═══ Provided records

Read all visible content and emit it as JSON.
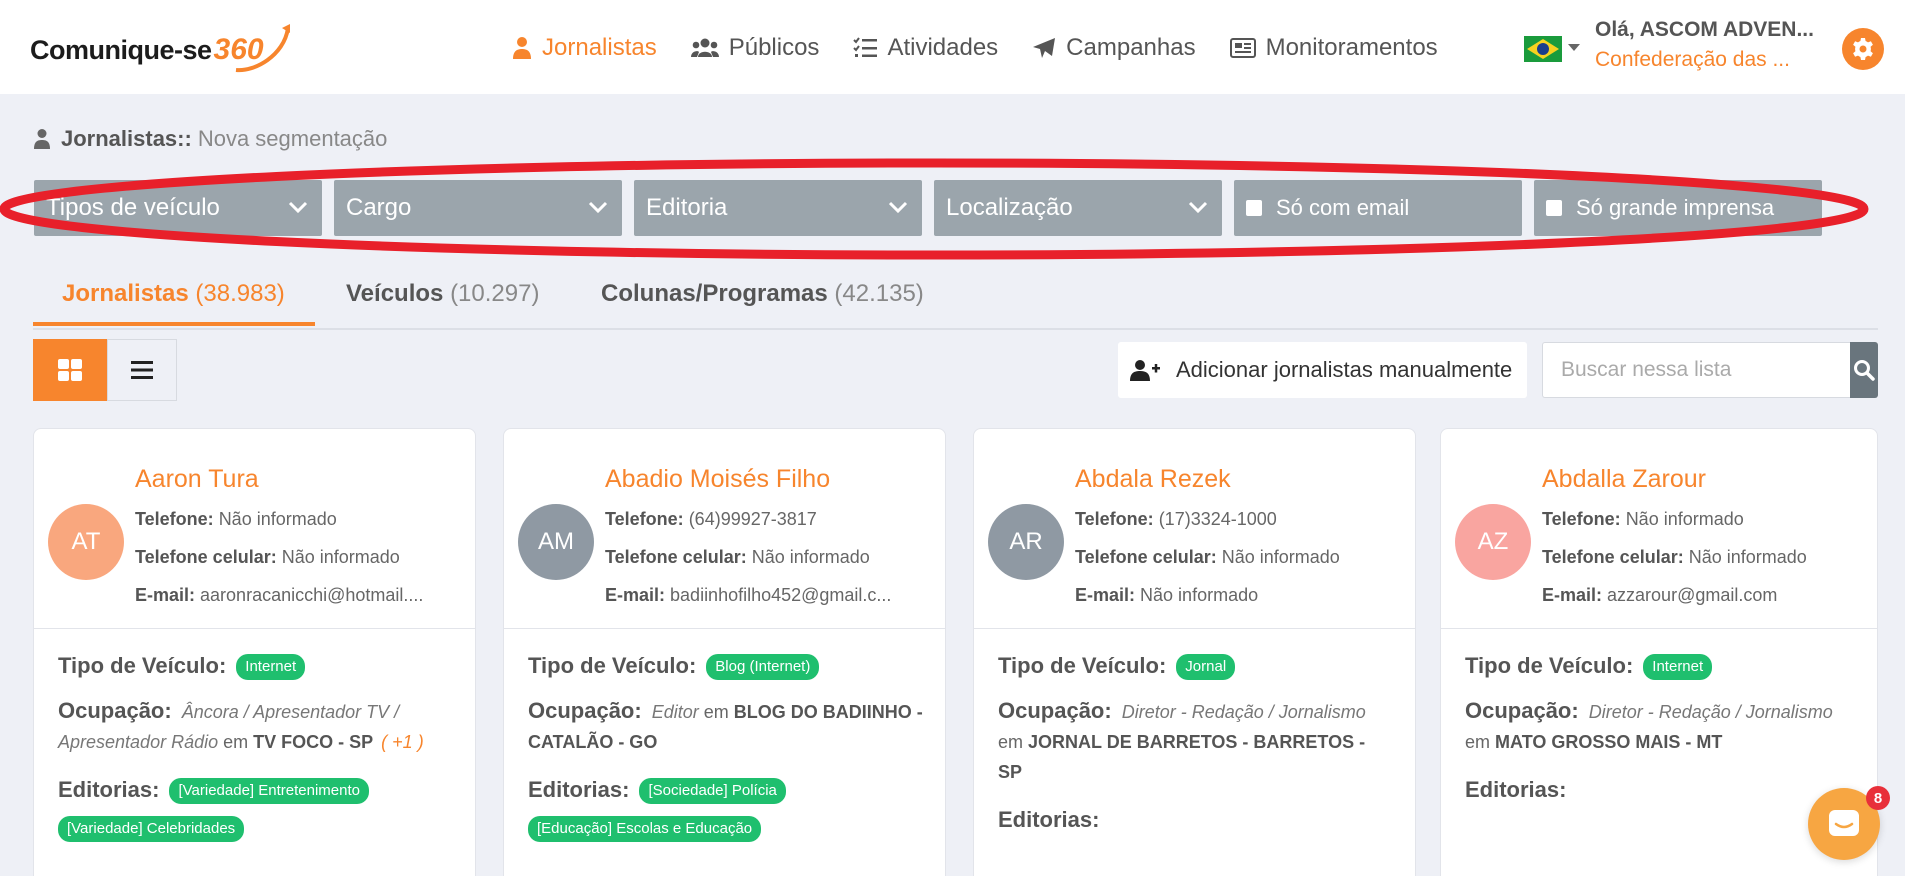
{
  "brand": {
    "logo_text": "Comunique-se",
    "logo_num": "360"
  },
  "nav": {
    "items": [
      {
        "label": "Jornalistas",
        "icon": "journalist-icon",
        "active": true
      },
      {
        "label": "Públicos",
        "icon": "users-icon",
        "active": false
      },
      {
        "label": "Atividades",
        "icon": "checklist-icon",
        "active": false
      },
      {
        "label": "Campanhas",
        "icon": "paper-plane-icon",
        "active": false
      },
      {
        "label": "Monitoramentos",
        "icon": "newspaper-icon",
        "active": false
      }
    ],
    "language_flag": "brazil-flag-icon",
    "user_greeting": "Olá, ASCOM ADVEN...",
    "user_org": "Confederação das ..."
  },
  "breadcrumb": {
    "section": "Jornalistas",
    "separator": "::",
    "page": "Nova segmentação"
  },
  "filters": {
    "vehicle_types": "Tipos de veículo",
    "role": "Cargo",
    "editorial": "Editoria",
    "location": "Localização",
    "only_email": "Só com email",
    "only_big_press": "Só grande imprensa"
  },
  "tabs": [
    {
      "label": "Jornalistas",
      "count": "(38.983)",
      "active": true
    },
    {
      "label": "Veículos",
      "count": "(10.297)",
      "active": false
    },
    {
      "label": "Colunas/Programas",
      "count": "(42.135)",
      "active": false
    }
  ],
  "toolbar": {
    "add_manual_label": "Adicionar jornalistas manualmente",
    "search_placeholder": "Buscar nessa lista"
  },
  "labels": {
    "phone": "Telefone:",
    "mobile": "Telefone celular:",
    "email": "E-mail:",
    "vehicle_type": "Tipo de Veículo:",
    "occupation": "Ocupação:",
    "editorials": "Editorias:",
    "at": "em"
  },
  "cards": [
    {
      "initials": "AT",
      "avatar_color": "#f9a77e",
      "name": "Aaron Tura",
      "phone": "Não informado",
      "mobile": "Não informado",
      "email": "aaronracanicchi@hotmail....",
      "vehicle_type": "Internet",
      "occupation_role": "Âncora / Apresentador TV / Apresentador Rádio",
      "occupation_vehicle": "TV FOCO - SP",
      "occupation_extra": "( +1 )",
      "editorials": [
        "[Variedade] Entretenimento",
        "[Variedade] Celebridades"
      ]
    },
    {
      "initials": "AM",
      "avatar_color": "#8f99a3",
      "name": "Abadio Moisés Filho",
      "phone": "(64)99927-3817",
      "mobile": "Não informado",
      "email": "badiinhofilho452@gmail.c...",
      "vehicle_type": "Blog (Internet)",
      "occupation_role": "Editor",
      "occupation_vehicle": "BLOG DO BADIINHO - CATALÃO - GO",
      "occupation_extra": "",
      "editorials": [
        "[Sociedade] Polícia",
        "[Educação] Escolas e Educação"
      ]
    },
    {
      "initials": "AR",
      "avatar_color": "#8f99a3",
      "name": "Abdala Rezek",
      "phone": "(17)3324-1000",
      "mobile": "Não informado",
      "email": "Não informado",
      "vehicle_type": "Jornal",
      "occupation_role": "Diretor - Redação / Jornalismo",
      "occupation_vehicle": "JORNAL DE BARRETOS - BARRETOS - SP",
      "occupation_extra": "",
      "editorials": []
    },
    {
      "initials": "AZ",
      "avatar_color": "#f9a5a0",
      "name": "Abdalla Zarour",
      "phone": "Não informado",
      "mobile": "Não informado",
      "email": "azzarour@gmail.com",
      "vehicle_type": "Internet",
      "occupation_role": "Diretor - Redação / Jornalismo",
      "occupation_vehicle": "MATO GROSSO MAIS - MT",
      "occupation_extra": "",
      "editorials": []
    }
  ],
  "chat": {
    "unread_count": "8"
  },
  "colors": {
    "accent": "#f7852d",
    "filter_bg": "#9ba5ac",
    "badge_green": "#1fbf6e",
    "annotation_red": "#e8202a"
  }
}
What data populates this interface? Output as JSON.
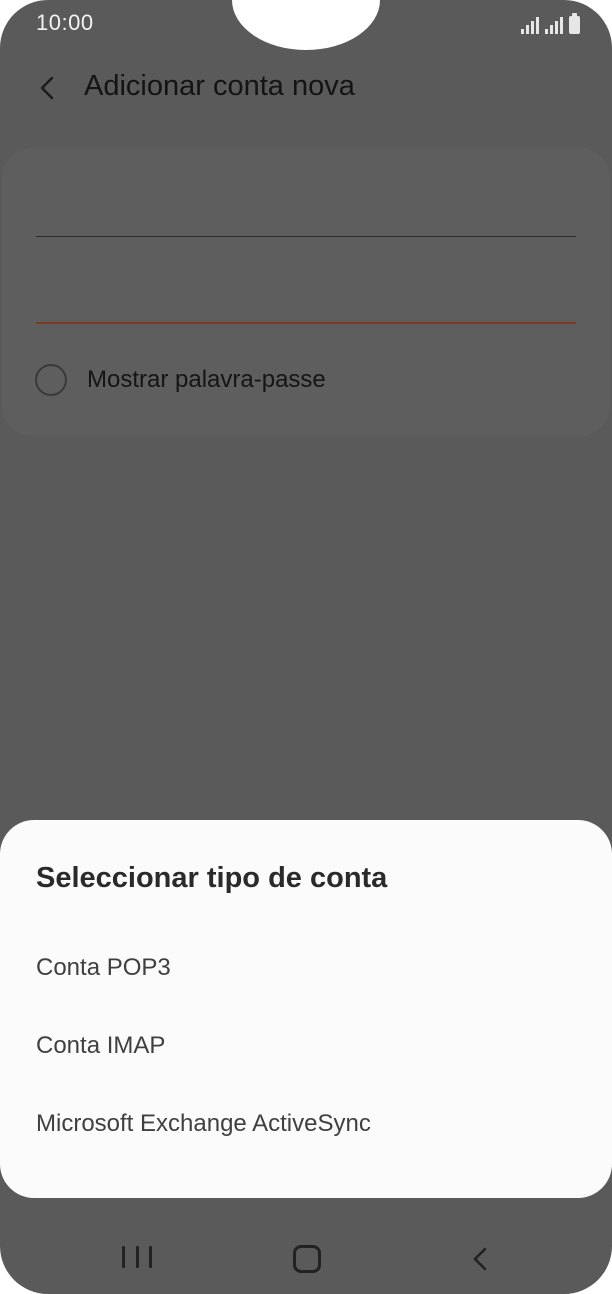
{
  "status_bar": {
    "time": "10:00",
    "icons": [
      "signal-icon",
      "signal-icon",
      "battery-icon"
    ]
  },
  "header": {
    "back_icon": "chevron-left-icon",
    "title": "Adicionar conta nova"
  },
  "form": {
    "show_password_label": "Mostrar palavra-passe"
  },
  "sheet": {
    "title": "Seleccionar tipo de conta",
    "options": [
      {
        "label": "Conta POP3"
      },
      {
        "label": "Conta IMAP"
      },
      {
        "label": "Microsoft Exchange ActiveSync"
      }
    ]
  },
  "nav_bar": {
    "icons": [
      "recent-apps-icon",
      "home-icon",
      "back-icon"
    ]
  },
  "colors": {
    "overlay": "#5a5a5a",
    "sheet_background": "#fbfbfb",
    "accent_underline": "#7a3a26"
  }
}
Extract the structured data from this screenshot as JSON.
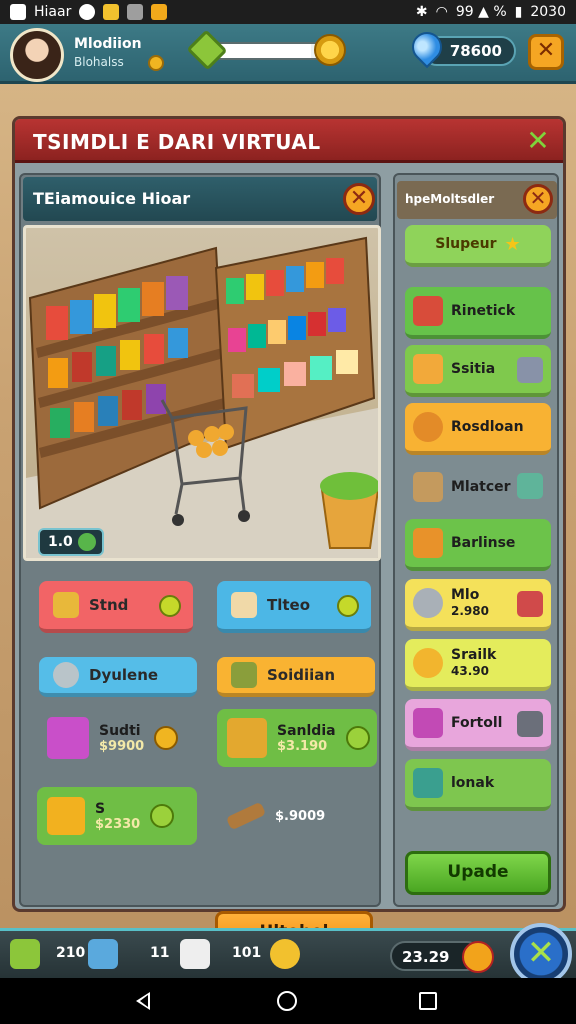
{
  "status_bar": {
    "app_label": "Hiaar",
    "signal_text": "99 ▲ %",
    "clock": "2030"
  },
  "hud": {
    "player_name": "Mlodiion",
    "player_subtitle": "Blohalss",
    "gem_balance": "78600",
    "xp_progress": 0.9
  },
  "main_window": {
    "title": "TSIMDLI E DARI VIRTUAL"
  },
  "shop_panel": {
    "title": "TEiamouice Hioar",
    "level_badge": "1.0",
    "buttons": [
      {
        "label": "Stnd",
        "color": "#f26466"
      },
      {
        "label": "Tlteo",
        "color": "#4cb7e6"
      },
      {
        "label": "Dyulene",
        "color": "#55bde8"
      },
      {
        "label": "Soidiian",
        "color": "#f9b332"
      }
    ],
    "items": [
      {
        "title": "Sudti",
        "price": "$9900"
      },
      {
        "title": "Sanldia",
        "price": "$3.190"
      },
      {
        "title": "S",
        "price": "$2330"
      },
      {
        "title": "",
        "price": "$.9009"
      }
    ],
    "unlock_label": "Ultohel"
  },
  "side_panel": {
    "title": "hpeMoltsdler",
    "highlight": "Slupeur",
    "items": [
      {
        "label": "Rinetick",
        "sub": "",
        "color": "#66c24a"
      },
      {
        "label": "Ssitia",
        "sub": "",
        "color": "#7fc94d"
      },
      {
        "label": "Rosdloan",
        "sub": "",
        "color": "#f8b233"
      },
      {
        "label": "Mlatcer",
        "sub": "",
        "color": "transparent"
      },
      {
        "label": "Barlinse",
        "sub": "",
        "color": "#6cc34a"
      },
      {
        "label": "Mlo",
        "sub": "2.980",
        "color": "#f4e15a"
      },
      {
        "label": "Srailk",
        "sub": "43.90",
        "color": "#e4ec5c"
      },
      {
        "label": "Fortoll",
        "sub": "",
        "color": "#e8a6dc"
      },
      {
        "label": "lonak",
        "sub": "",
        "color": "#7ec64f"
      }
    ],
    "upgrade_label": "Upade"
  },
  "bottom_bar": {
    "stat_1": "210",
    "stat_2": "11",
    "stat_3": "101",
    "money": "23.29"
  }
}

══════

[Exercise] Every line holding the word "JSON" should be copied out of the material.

[Output of the task]
Read all visible content and emit it as JSON.
What data populates this interface? Output as JSON.
Extract the structured data from this screenshot as JSON.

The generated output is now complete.